***** Extracted material *****

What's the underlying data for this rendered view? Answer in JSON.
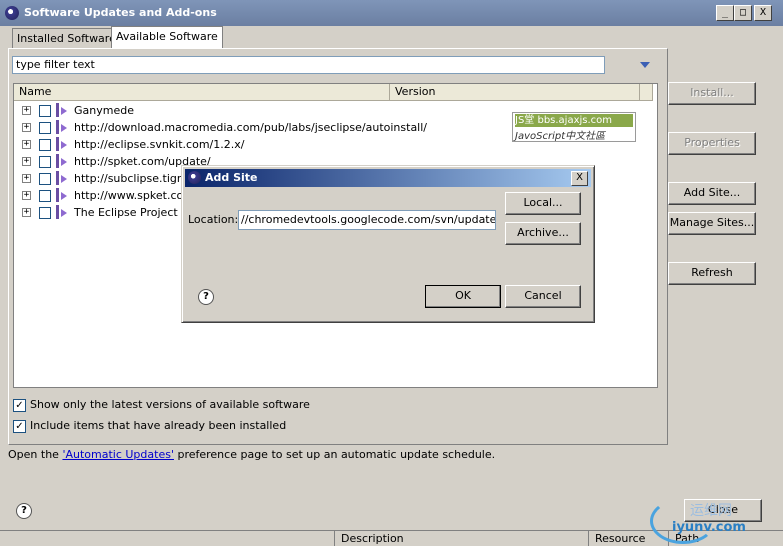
{
  "window": {
    "title": "Software Updates and Add-ons",
    "minimize_label": "_",
    "maximize_label": "□",
    "close_label": "X"
  },
  "tabs": [
    {
      "label": "Installed Software",
      "active": false
    },
    {
      "label": "Available Software",
      "active": true
    }
  ],
  "filter": {
    "value": "type filter text"
  },
  "tree": {
    "columns": [
      "Name",
      "Version"
    ],
    "rows": [
      {
        "label": "Ganymede"
      },
      {
        "label": "http://download.macromedia.com/pub/labs/jseclipse/autoinstall/"
      },
      {
        "label": "http://eclipse.svnkit.com/1.2.x/"
      },
      {
        "label": "http://spket.com/update/"
      },
      {
        "label": "http://subclipse.tigris.org/"
      },
      {
        "label": "http://www.spket.com"
      },
      {
        "label": "The Eclipse Project Updates"
      }
    ]
  },
  "side_buttons": {
    "install": "Install...",
    "properties": "Properties",
    "add_site": "Add Site...",
    "manage_sites": "Manage Sites...",
    "refresh": "Refresh"
  },
  "options": {
    "latest_only": {
      "label": "Show only the latest versions of available software",
      "checked": true
    },
    "include_installed": {
      "label": "Include items that have already been installed",
      "checked": true
    }
  },
  "footer": {
    "prefix": "Open the ",
    "link": "'Automatic Updates'",
    "suffix": " preference page to set up an automatic update schedule.",
    "close_label": "Close"
  },
  "bottom_strip": {
    "description": "Description",
    "resource": "Resource",
    "path": "Path"
  },
  "dialog": {
    "title": "Add Site",
    "location_label": "Location:",
    "location_value": "//chromedevtools.googlecode.com/svn/update/dev/",
    "local_button": "Local...",
    "archive_button": "Archive...",
    "ok_button": "OK",
    "cancel_button": "Cancel",
    "close_label": "X",
    "help_glyph": "?"
  },
  "watermarks": {
    "js_top": "JS堂 bbs.ajaxjs.com",
    "js_bottom": "JavoScript中文社區",
    "iyunv": "iyunv.com",
    "iyunv_cn": "运维网"
  },
  "help_glyph": "?",
  "check_glyph": "✓",
  "colors": {
    "dialog_title_start": "#0a246a",
    "dialog_title_end": "#a6caf0",
    "link": "#0000cc"
  }
}
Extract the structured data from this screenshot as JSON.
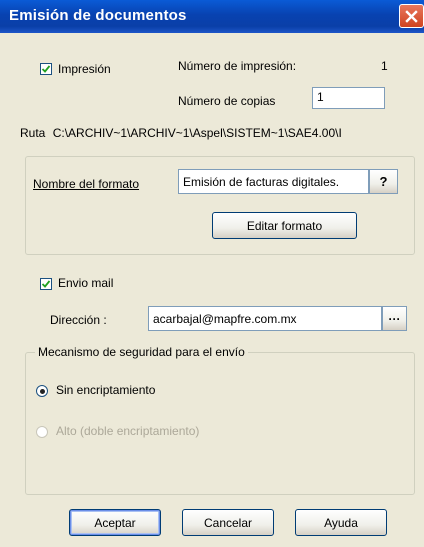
{
  "window": {
    "title": "Emisión de documentos"
  },
  "impresion": {
    "checkbox_label": "Impresión",
    "checked": true,
    "numero_impresion_label": "Número de impresión:",
    "numero_impresion_value": "1",
    "numero_copias_label": "Número de copias",
    "numero_copias_value": "1"
  },
  "ruta": {
    "label": "Ruta",
    "value": "C:\\ARCHIV~1\\ARCHIV~1\\Aspel\\SISTEM~1\\SAE4.00\\I"
  },
  "formato": {
    "label": "Nombre del formato",
    "value": "Emisión de facturas digitales.",
    "help_label": "?",
    "editar_label": "Editar formato"
  },
  "mail": {
    "checkbox_label": "Envio mail",
    "checked": true,
    "direccion_label": "Dirección :",
    "direccion_value": "acarbajal@mapfre.com.mx",
    "browse_label": "···"
  },
  "seguridad": {
    "group_label": "Mecanismo de seguridad para el envío",
    "option1_label": "Sin encriptamiento",
    "option2_label": "Alto (doble encriptamiento)",
    "selected": "option1"
  },
  "buttons": {
    "aceptar": "Aceptar",
    "cancelar": "Cancelar",
    "ayuda": "Ayuda"
  },
  "colors": {
    "titlebar": "#0a4fc8",
    "close": "#d9542f",
    "dialog_bg": "#ece9d8"
  }
}
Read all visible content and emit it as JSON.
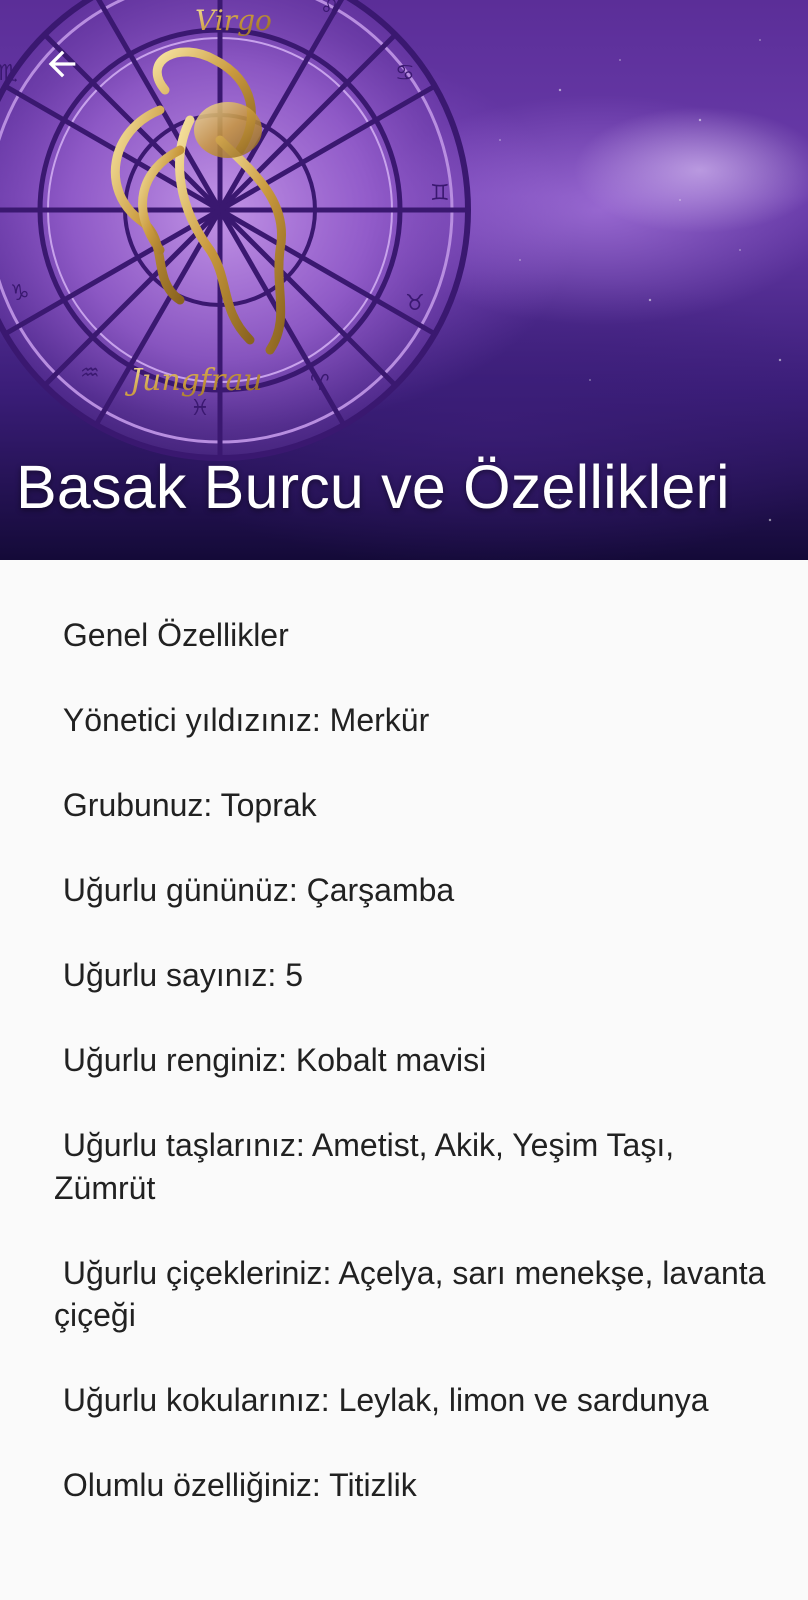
{
  "header": {
    "title": "Basak Burcu ve Özellikleri",
    "back_icon": "arrow-back-icon",
    "image_label_top": "Virgo",
    "image_label_bottom": "Jungfrau"
  },
  "content": {
    "text": " Genel Özellikler\n\n Yönetici yıldızınız: Merkür\n\n Grubunuz: Toprak\n\n Uğurlu gününüz: Çarşamba\n\n Uğurlu sayınız: 5\n\n Uğurlu renginiz: Kobalt mavisi\n\n Uğurlu taşlarınız: Ametist, Akik, Yeşim Taşı, Zümrüt\n\n Uğurlu çiçekleriniz: Açelya, sarı menekşe, lavanta çiçeği\n\n Uğurlu kokularınız: Leylak, limon ve sardunya\n\n Olumlu özelliğiniz: Titizlik"
  },
  "colors": {
    "header_purple": "#5b2e98",
    "zodiac_gold": "#d8b25a",
    "text": "#212121",
    "background": "#fafafa"
  }
}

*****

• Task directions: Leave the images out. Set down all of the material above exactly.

• Reply:
What's the underlying data for this rendered view? Answer in JSON.
{
  "window": {
    "title": "Software Updates and Add-ons",
    "minimize_label": "_",
    "maximize_label": "□",
    "close_label": "X"
  },
  "tabs": [
    {
      "label": "Installed Software",
      "active": false
    },
    {
      "label": "Available Software",
      "active": true
    }
  ],
  "filter": {
    "value": "type filter text"
  },
  "tree": {
    "columns": [
      "Name",
      "Version"
    ],
    "rows": [
      {
        "label": "Ganymede"
      },
      {
        "label": "http://download.macromedia.com/pub/labs/jseclipse/autoinstall/"
      },
      {
        "label": "http://eclipse.svnkit.com/1.2.x/"
      },
      {
        "label": "http://spket.com/update/"
      },
      {
        "label": "http://subclipse.tigris.org/"
      },
      {
        "label": "http://www.spket.com"
      },
      {
        "label": "The Eclipse Project Updates"
      }
    ]
  },
  "side_buttons": {
    "install": "Install...",
    "properties": "Properties",
    "add_site": "Add Site...",
    "manage_sites": "Manage Sites...",
    "refresh": "Refresh"
  },
  "options": {
    "latest_only": {
      "label": "Show only the latest versions of available software",
      "checked": true
    },
    "include_installed": {
      "label": "Include items that have already been installed",
      "checked": true
    }
  },
  "footer": {
    "prefix": "Open the ",
    "link": "'Automatic Updates'",
    "suffix": " preference page to set up an automatic update schedule.",
    "close_label": "Close"
  },
  "bottom_strip": {
    "description": "Description",
    "resource": "Resource",
    "path": "Path"
  },
  "dialog": {
    "title": "Add Site",
    "location_label": "Location:",
    "location_value": "//chromedevtools.googlecode.com/svn/update/dev/",
    "local_button": "Local...",
    "archive_button": "Archive...",
    "ok_button": "OK",
    "cancel_button": "Cancel",
    "close_label": "X",
    "help_glyph": "?"
  },
  "watermarks": {
    "js_top": "JS堂 bbs.ajaxjs.com",
    "js_bottom": "JavoScript中文社區",
    "iyunv": "iyunv.com",
    "iyunv_cn": "运维网"
  },
  "help_glyph": "?",
  "check_glyph": "✓",
  "colors": {
    "dialog_title_start": "#0a246a",
    "dialog_title_end": "#a6caf0",
    "link": "#0000cc"
  }
}
Extract the structured data from this screenshot as JSON.
{
  "window": {
    "title": "Emisión de documentos"
  },
  "impresion": {
    "checkbox_label": "Impresión",
    "checked": true,
    "numero_impresion_label": "Número de impresión:",
    "numero_impresion_value": "1",
    "numero_copias_label": "Número de copias",
    "numero_copias_value": "1"
  },
  "ruta": {
    "label": "Ruta",
    "value": "C:\\ARCHIV~1\\ARCHIV~1\\Aspel\\SISTEM~1\\SAE4.00\\I"
  },
  "formato": {
    "label": "Nombre del formato",
    "value": "Emisión de facturas digitales.",
    "help_label": "?",
    "editar_label": "Editar formato"
  },
  "mail": {
    "checkbox_label": "Envio mail",
    "checked": true,
    "direccion_label": "Dirección :",
    "direccion_value": "acarbajal@mapfre.com.mx",
    "browse_label": "···"
  },
  "seguridad": {
    "group_label": "Mecanismo de seguridad para el envío",
    "option1_label": "Sin encriptamiento",
    "option2_label": "Alto (doble encriptamiento)",
    "selected": "option1"
  },
  "buttons": {
    "aceptar": "Aceptar",
    "cancelar": "Cancelar",
    "ayuda": "Ayuda"
  },
  "colors": {
    "titlebar": "#0a4fc8",
    "close": "#d9542f",
    "dialog_bg": "#ece9d8"
  }
}
Read all visible content and emit it as JSON.
{
  "header": {
    "title": "Basak Burcu ve Özellikleri",
    "back_icon": "arrow-back-icon",
    "image_label_top": "Virgo",
    "image_label_bottom": "Jungfrau"
  },
  "content": {
    "text": " Genel Özellikler\n\n Yönetici yıldızınız: Merkür\n\n Grubunuz: Toprak\n\n Uğurlu gününüz: Çarşamba\n\n Uğurlu sayınız: 5\n\n Uğurlu renginiz: Kobalt mavisi\n\n Uğurlu taşlarınız: Ametist, Akik, Yeşim Taşı, Zümrüt\n\n Uğurlu çiçekleriniz: Açelya, sarı menekşe, lavanta çiçeği\n\n Uğurlu kokularınız: Leylak, limon ve sardunya\n\n Olumlu özelliğiniz: Titizlik"
  },
  "colors": {
    "header_purple": "#5b2e98",
    "zodiac_gold": "#d8b25a",
    "text": "#212121",
    "background": "#fafafa"
  }
}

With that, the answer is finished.